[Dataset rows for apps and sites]
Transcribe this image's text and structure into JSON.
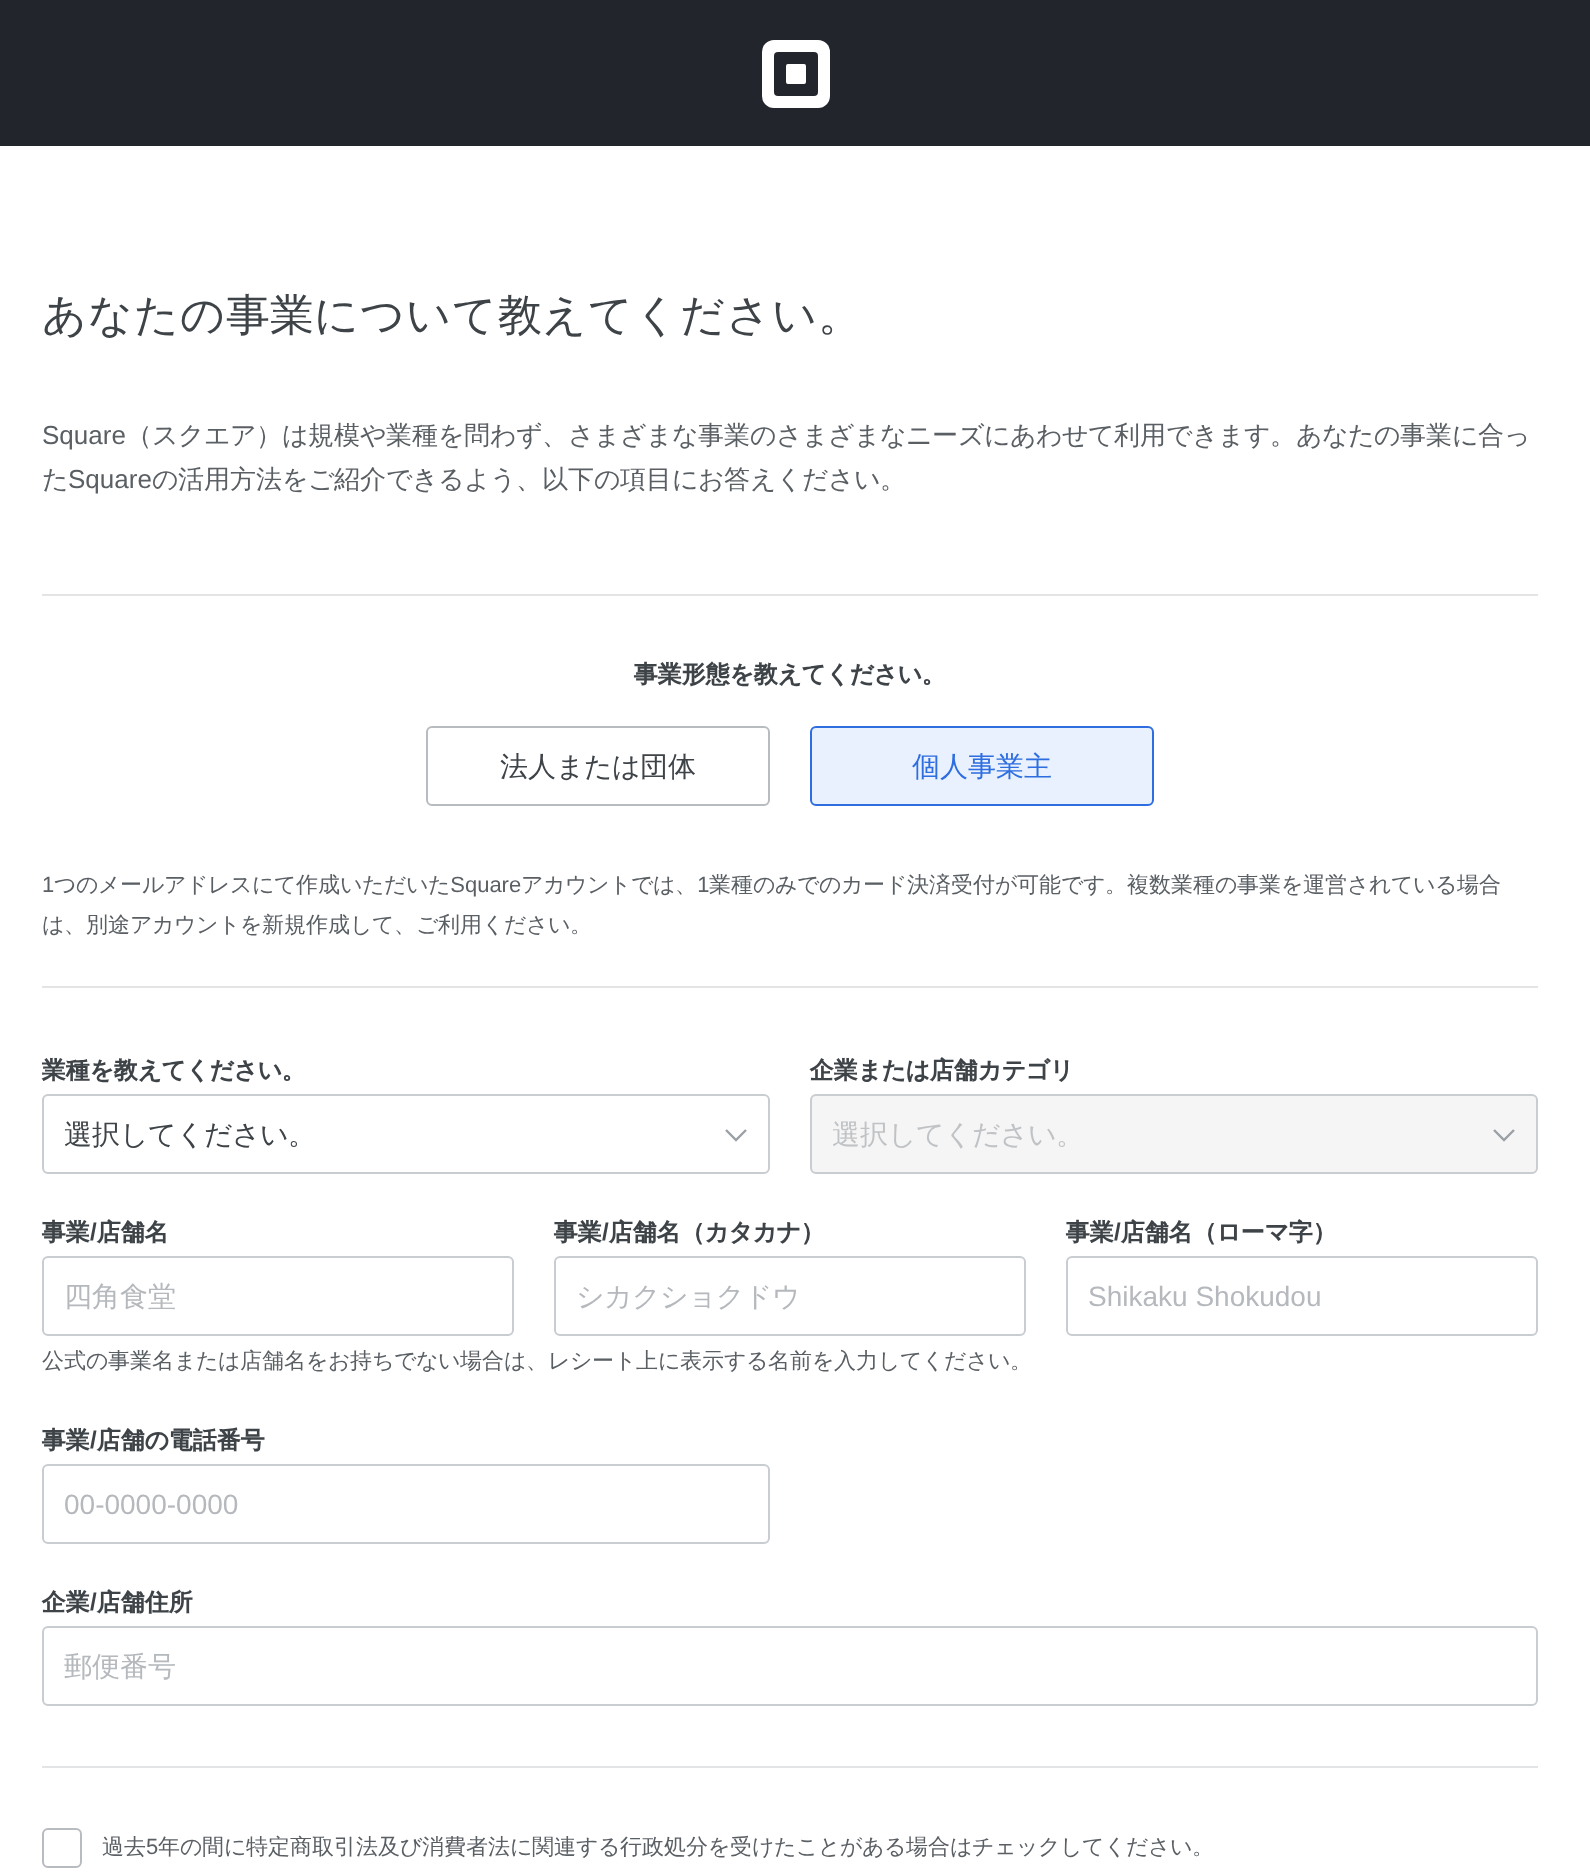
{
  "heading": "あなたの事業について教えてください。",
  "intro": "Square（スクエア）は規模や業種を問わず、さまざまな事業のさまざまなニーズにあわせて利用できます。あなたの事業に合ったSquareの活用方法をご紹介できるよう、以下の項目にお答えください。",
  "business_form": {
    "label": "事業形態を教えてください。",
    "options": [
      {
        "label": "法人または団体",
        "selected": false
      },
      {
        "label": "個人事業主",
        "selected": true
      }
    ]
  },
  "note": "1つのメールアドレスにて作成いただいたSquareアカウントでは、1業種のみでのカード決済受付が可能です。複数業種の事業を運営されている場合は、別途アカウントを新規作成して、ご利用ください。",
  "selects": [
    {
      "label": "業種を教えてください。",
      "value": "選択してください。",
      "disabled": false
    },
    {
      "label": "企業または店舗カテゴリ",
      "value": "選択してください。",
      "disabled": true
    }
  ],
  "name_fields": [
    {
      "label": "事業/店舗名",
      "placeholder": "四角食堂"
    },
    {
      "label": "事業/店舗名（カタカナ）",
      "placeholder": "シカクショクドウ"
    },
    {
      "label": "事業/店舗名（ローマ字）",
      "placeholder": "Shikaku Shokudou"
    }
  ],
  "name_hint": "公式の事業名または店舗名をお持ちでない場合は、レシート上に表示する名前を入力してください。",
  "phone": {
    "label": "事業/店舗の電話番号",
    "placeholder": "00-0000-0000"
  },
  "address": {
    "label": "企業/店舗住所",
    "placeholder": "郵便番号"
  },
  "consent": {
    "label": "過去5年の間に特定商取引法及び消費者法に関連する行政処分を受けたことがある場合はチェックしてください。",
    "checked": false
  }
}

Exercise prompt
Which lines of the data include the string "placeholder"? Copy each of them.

Answer to the problem
      "placeholder": "四角食堂"
      "placeholder": "シカクショクドウ"
      "placeholder": "Shikaku Shokudou"
    "placeholder": "00-0000-0000"
    "placeholder": "郵便番号"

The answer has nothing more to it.